Problem statement:
Go through the records and filter out every line lacking the word "String"; copy the lines that remain.

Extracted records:
=====
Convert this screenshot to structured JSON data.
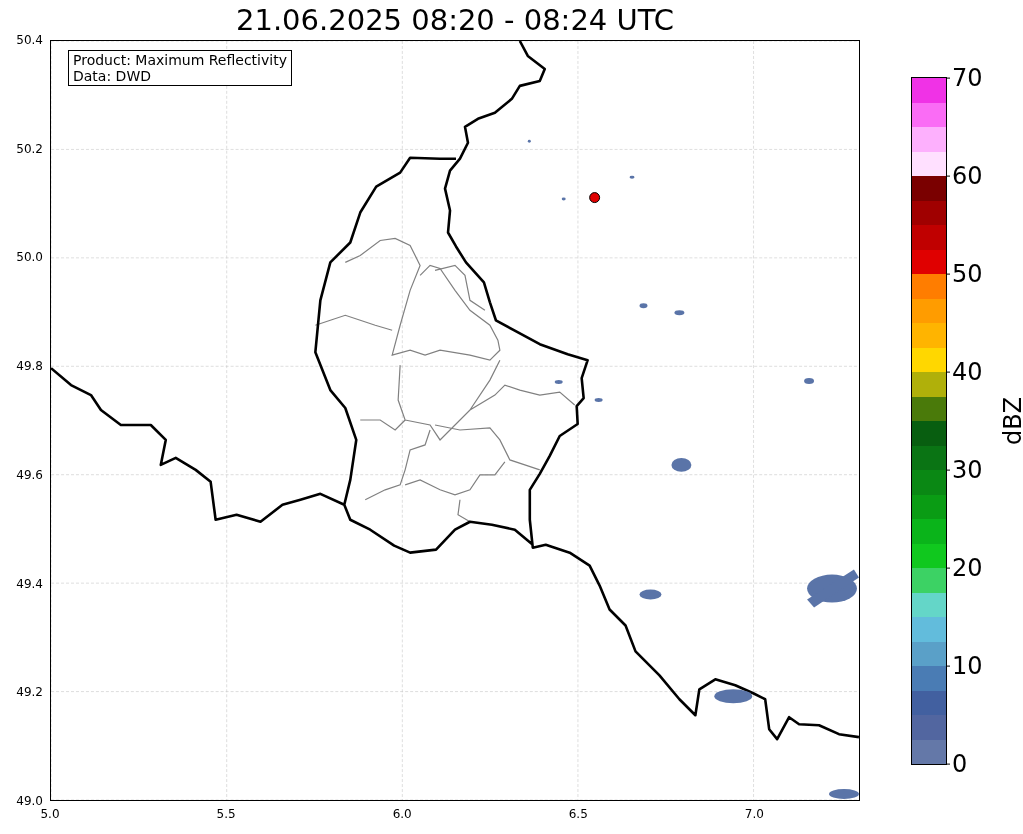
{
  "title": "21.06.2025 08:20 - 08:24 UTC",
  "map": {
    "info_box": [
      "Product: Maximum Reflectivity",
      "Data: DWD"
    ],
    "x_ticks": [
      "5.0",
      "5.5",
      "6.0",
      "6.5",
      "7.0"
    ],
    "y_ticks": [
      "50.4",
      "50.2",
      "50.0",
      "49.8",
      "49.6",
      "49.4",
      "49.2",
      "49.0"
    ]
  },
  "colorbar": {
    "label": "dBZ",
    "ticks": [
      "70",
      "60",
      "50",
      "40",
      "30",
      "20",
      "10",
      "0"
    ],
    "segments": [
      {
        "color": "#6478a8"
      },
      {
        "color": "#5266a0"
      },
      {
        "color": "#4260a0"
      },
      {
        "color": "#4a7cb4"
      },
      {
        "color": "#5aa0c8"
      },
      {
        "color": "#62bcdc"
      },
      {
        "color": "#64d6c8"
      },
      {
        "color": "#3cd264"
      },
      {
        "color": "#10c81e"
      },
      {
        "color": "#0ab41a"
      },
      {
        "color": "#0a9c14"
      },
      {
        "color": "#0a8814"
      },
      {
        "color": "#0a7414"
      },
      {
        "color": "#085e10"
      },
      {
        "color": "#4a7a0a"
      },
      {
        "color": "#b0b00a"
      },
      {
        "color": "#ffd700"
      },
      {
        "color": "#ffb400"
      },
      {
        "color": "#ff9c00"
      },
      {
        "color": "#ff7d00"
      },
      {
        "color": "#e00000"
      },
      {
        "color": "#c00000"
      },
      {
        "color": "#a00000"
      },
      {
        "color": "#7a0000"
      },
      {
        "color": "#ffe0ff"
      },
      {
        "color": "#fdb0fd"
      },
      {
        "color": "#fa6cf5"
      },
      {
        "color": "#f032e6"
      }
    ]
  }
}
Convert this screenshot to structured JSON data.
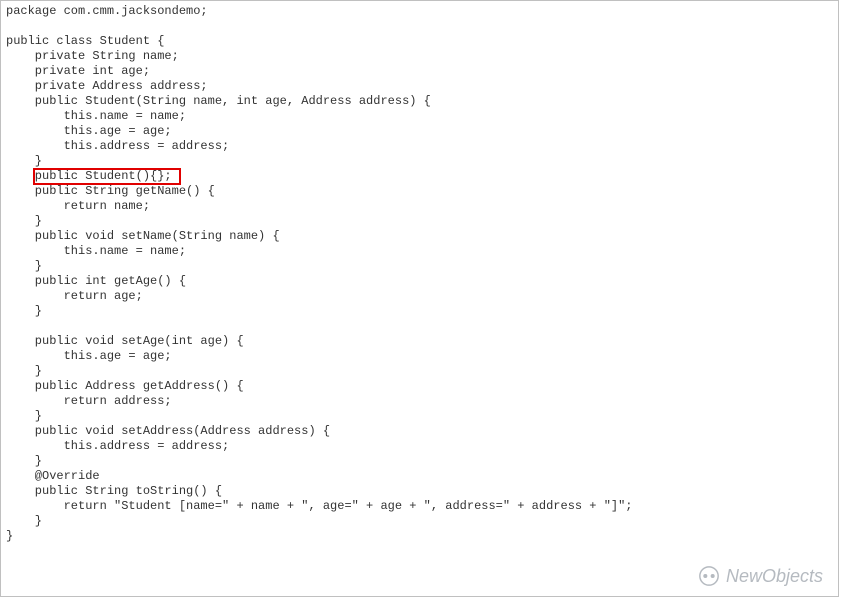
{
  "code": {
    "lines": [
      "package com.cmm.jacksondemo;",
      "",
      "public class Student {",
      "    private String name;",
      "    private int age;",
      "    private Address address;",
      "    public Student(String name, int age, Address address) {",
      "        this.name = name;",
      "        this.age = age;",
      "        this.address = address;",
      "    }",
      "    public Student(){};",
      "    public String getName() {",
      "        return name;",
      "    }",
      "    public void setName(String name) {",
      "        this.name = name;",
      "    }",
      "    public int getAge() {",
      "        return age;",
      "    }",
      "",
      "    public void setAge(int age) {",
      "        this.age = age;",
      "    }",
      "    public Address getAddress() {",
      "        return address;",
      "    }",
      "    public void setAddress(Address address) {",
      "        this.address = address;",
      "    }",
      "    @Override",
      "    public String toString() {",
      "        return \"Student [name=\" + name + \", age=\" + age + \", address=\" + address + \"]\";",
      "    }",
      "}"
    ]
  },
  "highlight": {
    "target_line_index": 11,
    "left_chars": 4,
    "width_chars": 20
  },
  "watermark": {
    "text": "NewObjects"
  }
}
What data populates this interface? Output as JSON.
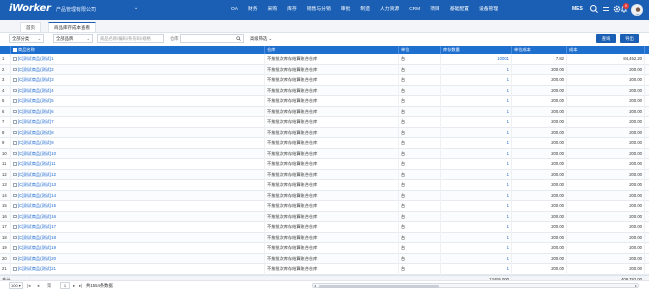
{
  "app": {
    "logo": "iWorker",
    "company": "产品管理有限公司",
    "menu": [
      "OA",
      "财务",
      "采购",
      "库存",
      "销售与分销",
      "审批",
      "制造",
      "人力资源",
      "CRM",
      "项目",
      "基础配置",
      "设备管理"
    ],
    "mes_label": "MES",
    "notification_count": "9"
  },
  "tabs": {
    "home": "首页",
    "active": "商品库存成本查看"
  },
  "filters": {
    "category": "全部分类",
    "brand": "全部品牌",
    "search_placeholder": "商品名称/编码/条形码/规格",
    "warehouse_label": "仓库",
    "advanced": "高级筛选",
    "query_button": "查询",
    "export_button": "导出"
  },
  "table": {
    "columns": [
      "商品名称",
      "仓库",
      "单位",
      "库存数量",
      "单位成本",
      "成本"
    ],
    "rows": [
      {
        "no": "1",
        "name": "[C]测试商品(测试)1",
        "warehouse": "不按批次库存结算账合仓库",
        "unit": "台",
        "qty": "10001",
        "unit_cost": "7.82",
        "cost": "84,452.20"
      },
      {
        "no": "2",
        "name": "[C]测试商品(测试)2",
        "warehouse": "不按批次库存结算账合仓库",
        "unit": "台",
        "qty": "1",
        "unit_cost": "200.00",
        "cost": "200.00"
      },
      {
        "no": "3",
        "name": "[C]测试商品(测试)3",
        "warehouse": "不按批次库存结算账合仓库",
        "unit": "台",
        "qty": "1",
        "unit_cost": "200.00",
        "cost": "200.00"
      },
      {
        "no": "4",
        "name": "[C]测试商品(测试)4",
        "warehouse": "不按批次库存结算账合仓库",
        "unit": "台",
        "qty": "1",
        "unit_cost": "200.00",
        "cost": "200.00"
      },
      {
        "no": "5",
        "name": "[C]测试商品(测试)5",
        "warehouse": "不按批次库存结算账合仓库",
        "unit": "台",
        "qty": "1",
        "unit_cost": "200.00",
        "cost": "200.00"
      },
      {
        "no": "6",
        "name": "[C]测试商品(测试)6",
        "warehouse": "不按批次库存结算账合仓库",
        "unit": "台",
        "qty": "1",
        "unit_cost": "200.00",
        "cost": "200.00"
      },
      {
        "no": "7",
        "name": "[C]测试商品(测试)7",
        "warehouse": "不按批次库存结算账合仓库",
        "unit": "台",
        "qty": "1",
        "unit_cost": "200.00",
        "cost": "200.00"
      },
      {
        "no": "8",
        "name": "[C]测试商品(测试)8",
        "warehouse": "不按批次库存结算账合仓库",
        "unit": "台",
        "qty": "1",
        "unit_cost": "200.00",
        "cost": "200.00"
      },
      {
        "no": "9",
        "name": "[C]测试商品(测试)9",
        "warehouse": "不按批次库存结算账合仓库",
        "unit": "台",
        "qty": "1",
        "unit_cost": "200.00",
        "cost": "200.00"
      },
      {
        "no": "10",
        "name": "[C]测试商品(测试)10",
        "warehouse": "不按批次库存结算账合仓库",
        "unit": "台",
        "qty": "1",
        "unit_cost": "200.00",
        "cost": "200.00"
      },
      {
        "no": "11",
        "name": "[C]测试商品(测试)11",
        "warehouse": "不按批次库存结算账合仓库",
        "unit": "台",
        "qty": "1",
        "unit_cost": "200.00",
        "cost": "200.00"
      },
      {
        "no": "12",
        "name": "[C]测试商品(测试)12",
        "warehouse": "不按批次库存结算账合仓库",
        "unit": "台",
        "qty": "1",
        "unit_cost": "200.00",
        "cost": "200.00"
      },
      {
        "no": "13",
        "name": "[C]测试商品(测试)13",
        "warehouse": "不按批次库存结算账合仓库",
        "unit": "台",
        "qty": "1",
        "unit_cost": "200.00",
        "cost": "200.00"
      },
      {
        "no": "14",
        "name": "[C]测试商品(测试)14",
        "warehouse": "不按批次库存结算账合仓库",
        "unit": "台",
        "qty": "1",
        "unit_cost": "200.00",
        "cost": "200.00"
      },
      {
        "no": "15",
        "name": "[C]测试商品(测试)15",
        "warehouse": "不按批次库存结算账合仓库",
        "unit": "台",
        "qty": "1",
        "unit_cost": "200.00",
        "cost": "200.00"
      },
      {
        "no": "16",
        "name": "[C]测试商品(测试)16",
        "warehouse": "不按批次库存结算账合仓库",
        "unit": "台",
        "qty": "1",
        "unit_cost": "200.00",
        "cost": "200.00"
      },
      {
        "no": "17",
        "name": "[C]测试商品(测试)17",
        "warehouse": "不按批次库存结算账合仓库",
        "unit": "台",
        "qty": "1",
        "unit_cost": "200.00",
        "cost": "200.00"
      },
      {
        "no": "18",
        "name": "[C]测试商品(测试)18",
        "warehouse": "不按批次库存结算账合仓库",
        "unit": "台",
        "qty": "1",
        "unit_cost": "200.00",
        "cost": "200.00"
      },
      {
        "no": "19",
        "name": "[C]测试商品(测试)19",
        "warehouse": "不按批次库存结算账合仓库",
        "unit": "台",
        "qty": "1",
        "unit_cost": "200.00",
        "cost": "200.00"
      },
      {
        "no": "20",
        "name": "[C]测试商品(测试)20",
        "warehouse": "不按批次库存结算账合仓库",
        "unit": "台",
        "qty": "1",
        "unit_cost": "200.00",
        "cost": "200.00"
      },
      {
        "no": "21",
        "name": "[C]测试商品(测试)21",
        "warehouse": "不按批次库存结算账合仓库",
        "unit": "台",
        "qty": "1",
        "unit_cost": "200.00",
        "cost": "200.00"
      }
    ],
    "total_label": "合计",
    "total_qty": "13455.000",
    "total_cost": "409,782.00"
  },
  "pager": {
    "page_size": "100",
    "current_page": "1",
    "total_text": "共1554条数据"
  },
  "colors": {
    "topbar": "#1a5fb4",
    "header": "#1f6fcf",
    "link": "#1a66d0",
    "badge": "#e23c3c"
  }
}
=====
Solution to this exercise:
      "    private String name;",
      "    public Student(String name, int age, Address address) {",
      "    public String getName() {",
      "    public void setName(String name) {",
      "    public String toString() {",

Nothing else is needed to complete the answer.